Exercise description: Please print the listing that follows word for word, but skip any pictures it holds.

Data listing:

++++++++++++++++++++

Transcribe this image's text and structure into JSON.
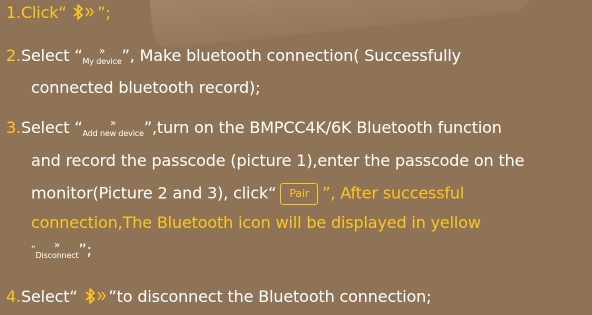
{
  "step1": {
    "num": "1.",
    "text_before": "Click“",
    "icon": "bluetooth-chevron-icon",
    "text_after": "”;"
  },
  "step2": {
    "num": "2.",
    "text_before": "Select “",
    "label": "My device",
    "text_after": "”, Make bluetooth connection( Successfully",
    "line2": "connected bluetooth record);"
  },
  "step3": {
    "num": "3.",
    "text_before": "Select “",
    "label": "Add new device",
    "text_after": "”,turn on the BMPCC4K/6K Bluetooth function",
    "line2": "and record the passcode  (picture 1),enter the passcode on the",
    "line3_pre": "monitor(Picture 2 and 3), click“",
    "pair_label": "Pair",
    "line3_post": "”, After successful",
    "line4": "connection,The Bluetooth icon will be displayed in yellow",
    "line5_open": "“",
    "disconnect_label": "Disconnect",
    "line5_close": "”;"
  },
  "step4": {
    "num": "4.",
    "text_before": "Select“",
    "text_after": "”to disconnect the Bluetooth connection;"
  },
  "colors": {
    "background": "#8e7356",
    "accent": "#ffc61f",
    "text": "#ffffff"
  }
}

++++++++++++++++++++

Output of the exercise:
Transcribe this image's text and structure into JSON.
{
  "step1": {
    "num": "1.",
    "text_before": "Click“",
    "icon": "bluetooth-chevron-icon",
    "text_after": "”;"
  },
  "step2": {
    "num": "2.",
    "text_before": "Select “",
    "label": "My device",
    "text_after": "”, Make bluetooth connection( Successfully",
    "line2": "connected bluetooth record);"
  },
  "step3": {
    "num": "3.",
    "text_before": "Select “",
    "label": "Add new device",
    "text_after": "”,turn on the BMPCC4K/6K Bluetooth function",
    "line2": "and record the passcode  (picture 1),enter the passcode on the",
    "line3_pre": "monitor(Picture 2 and 3), click“",
    "pair_label": "Pair",
    "line3_post": "”, After successful",
    "line4": "connection,The Bluetooth icon will be displayed in yellow",
    "line5_open": "“",
    "disconnect_label": "Disconnect",
    "line5_close": "”;"
  },
  "step4": {
    "num": "4.",
    "text_before": "Select“",
    "text_after": "”to disconnect the Bluetooth connection;"
  },
  "colors": {
    "background": "#8e7356",
    "accent": "#ffc61f",
    "text": "#ffffff"
  }
}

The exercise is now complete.